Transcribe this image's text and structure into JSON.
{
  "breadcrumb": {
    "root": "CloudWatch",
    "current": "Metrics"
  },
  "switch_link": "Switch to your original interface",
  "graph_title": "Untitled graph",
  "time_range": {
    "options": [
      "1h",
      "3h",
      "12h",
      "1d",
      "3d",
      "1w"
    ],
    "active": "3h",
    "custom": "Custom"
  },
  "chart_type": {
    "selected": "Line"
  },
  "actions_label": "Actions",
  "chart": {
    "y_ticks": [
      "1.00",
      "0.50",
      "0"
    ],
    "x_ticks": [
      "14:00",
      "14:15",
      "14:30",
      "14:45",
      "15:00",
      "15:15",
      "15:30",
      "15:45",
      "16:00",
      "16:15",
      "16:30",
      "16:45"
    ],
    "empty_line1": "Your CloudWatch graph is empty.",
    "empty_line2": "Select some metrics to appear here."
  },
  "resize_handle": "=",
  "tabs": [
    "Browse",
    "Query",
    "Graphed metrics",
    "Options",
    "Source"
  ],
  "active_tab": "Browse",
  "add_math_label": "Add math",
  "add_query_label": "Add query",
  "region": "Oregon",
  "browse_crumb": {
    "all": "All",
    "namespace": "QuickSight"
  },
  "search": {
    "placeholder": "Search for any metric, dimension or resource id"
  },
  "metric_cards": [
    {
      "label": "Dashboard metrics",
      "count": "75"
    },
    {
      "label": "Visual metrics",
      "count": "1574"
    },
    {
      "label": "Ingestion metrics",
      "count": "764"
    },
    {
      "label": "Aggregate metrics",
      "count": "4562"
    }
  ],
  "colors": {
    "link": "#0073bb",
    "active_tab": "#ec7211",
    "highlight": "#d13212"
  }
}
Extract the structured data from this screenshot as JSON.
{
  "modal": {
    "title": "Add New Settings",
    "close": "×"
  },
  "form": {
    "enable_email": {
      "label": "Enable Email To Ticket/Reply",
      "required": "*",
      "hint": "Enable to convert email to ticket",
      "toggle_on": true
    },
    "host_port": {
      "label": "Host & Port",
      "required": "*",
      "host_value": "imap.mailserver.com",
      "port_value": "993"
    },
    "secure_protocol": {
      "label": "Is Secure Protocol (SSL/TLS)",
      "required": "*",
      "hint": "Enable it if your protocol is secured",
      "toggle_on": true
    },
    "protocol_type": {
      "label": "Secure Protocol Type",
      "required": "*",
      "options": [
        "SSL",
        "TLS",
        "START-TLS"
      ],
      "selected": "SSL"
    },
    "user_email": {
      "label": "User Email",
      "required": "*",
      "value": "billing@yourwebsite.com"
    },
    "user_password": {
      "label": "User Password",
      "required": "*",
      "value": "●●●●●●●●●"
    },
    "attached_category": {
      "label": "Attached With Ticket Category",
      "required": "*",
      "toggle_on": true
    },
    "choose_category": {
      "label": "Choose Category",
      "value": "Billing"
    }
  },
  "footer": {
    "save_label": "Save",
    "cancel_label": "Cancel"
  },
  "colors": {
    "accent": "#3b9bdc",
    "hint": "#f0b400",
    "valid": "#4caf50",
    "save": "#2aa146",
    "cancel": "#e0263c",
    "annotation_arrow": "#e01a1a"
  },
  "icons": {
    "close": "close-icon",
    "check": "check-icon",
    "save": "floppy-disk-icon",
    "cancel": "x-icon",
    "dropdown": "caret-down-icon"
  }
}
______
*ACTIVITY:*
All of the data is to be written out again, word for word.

*RESPONSE TO THIS EXERCISE:*
Transcribe this image's text and structure into JSON.
{
  "breadcrumb": {
    "root": "CloudWatch",
    "current": "Metrics"
  },
  "switch_link": "Switch to your original interface",
  "graph_title": "Untitled graph",
  "time_range": {
    "options": [
      "1h",
      "3h",
      "12h",
      "1d",
      "3d",
      "1w"
    ],
    "active": "3h",
    "custom": "Custom"
  },
  "chart_type": {
    "selected": "Line"
  },
  "actions_label": "Actions",
  "chart": {
    "y_ticks": [
      "1.00",
      "0.50",
      "0"
    ],
    "x_ticks": [
      "14:00",
      "14:15",
      "14:30",
      "14:45",
      "15:00",
      "15:15",
      "15:30",
      "15:45",
      "16:00",
      "16:15",
      "16:30",
      "16:45"
    ],
    "empty_line1": "Your CloudWatch graph is empty.",
    "empty_line2": "Select some metrics to appear here."
  },
  "resize_handle": "=",
  "tabs": [
    "Browse",
    "Query",
    "Graphed metrics",
    "Options",
    "Source"
  ],
  "active_tab": "Browse",
  "add_math_label": "Add math",
  "add_query_label": "Add query",
  "region": "Oregon",
  "browse_crumb": {
    "all": "All",
    "namespace": "QuickSight"
  },
  "search": {
    "placeholder": "Search for any metric, dimension or resource id"
  },
  "metric_cards": [
    {
      "label": "Dashboard metrics",
      "count": "75"
    },
    {
      "label": "Visual metrics",
      "count": "1574"
    },
    {
      "label": "Ingestion metrics",
      "count": "764"
    },
    {
      "label": "Aggregate metrics",
      "count": "4562"
    }
  ],
  "colors": {
    "link": "#0073bb",
    "active_tab": "#ec7211",
    "highlight": "#d13212"
  }
}
Extract the structured data from this screenshot as JSON.
{
  "modal": {
    "title": "Add New Settings",
    "close": "×"
  },
  "form": {
    "enable_email": {
      "label": "Enable Email To Ticket/Reply",
      "required": "*",
      "hint": "Enable to convert email to ticket",
      "toggle_on": true
    },
    "host_port": {
      "label": "Host & Port",
      "required": "*",
      "host_value": "imap.mailserver.com",
      "port_value": "993"
    },
    "secure_protocol": {
      "label": "Is Secure Protocol (SSL/TLS)",
      "required": "*",
      "hint": "Enable it if your protocol is secured",
      "toggle_on": true
    },
    "protocol_type": {
      "label": "Secure Protocol Type",
      "required": "*",
      "options": [
        "SSL",
        "TLS",
        "START-TLS"
      ],
      "selected": "SSL"
    },
    "user_email": {
      "label": "User Email",
      "required": "*",
      "value": "billing@yourwebsite.com"
    },
    "user_password": {
      "label": "User Password",
      "required": "*",
      "value": "●●●●●●●●●"
    },
    "attached_category": {
      "label": "Attached With Ticket Category",
      "required": "*",
      "toggle_on": true
    },
    "choose_category": {
      "label": "Choose Category",
      "value": "Billing"
    }
  },
  "footer": {
    "save_label": "Save",
    "cancel_label": "Cancel"
  },
  "colors": {
    "accent": "#3b9bdc",
    "hint": "#f0b400",
    "valid": "#4caf50",
    "save": "#2aa146",
    "cancel": "#e0263c",
    "annotation_arrow": "#e01a1a"
  },
  "icons": {
    "close": "close-icon",
    "check": "check-icon",
    "save": "floppy-disk-icon",
    "cancel": "x-icon",
    "dropdown": "caret-down-icon"
  }
}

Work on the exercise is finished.